Page and application data records:
----------------
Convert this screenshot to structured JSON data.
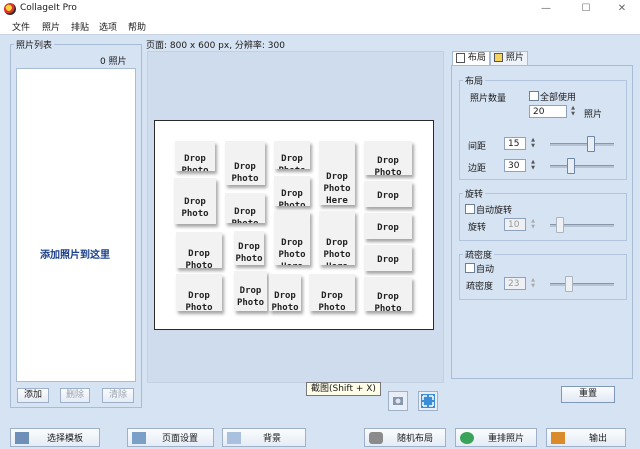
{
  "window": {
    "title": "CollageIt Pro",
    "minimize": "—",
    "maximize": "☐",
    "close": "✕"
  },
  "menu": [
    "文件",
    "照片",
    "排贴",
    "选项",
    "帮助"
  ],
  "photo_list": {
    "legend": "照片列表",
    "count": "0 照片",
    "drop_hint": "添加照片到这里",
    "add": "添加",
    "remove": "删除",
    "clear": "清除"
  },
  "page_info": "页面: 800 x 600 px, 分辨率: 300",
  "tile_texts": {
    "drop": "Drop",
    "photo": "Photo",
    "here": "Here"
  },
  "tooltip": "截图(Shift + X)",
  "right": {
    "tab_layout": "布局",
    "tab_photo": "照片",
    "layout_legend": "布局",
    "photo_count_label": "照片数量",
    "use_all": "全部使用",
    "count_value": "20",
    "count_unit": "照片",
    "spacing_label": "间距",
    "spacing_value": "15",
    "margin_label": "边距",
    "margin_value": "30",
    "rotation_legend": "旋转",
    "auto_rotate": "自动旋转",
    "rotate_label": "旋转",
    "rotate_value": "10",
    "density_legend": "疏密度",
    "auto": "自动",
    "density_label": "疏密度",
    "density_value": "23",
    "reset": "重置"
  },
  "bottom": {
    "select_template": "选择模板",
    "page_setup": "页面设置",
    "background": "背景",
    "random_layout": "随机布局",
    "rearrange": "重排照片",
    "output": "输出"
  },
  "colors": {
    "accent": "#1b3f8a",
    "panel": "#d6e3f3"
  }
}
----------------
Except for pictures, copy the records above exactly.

Convert this screenshot to structured JSON data.
{
  "window": {
    "title": "CollageIt Pro",
    "minimize": "—",
    "maximize": "☐",
    "close": "✕"
  },
  "menu": [
    "文件",
    "照片",
    "排贴",
    "选项",
    "帮助"
  ],
  "photo_list": {
    "legend": "照片列表",
    "count": "0 照片",
    "drop_hint": "添加照片到这里",
    "add": "添加",
    "remove": "删除",
    "clear": "清除"
  },
  "page_info": "页面: 800 x 600 px, 分辨率: 300",
  "tile_texts": {
    "drop": "Drop",
    "photo": "Photo",
    "here": "Here"
  },
  "tooltip": "截图(Shift + X)",
  "right": {
    "tab_layout": "布局",
    "tab_photo": "照片",
    "layout_legend": "布局",
    "photo_count_label": "照片数量",
    "use_all": "全部使用",
    "count_value": "20",
    "count_unit": "照片",
    "spacing_label": "间距",
    "spacing_value": "15",
    "margin_label": "边距",
    "margin_value": "30",
    "rotation_legend": "旋转",
    "auto_rotate": "自动旋转",
    "rotate_label": "旋转",
    "rotate_value": "10",
    "density_legend": "疏密度",
    "auto": "自动",
    "density_label": "疏密度",
    "density_value": "23",
    "reset": "重置"
  },
  "bottom": {
    "select_template": "选择模板",
    "page_setup": "页面设置",
    "background": "背景",
    "random_layout": "随机布局",
    "rearrange": "重排照片",
    "output": "输出"
  },
  "colors": {
    "accent": "#1b3f8a",
    "panel": "#d6e3f3"
  }
}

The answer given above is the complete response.